And what of this elusive, ethereal, abstract construction they called love? It was based on chemicals and electric currents within the brain, a staple of evolution and absolutely necessary throughout human history and prehistory for the preservation and proliferation of the species, and yet so strangely mutated and distorted in the past three hundred years or so. Perhaps even longer… The fact of the matter was that there really wasn’t much documentation of any scientific value on it, at least not in the higher thought area of the phenomenon. There was certainly a lot of data on the basic biochemical processes and bioelectrical interactions, how the neural pathways were altered through the presence of this strange and uniquely human abstract – though he suspected that certain apes and simians were well capable of it, as well.

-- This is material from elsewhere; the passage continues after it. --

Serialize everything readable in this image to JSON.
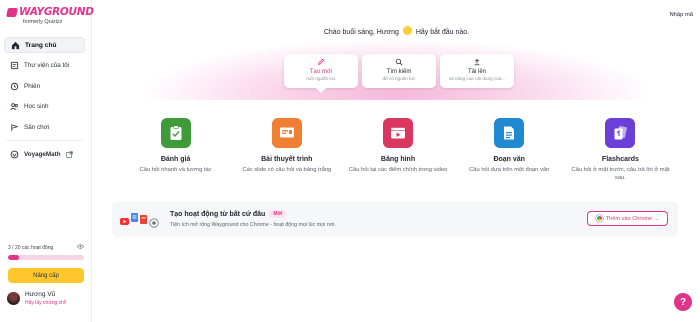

What little he had been able to conclude was that there was a certain hint at madness, at mental disorder and neurological disease that went hand-in-hand with love. Philosophically, this was not the equal of what self-less love should be. Many religious and philosophical writings had been devoted to the notion of true, selfless love, denouncing any other manifestation of love as untrue. He had spent much time pondering this, in contrast with the depth of his own experience in the human condition, and found that the existence of one did not outright preclude the other. No, it was not exclusive that one would exist while the other could not and vice versa. Sometimes, the existence of the features of the less purely perceived permutations of love only meant that there were peculiarities in the features of the sentimental landscape of the person who was feeling it, while being perfectly capable of experiencing and expressing the more self-less aspect and, at some point reaching the pinnacle. However, this pinnacle was never truly sustained; it was only natural to reach it and loses it and reacquire it. Nothing ever remained the same.

He understood that he would likely outlive humanity as a species, and one day become something else entirely. He comprehended, as well, that he might never be able to understand this subject at all.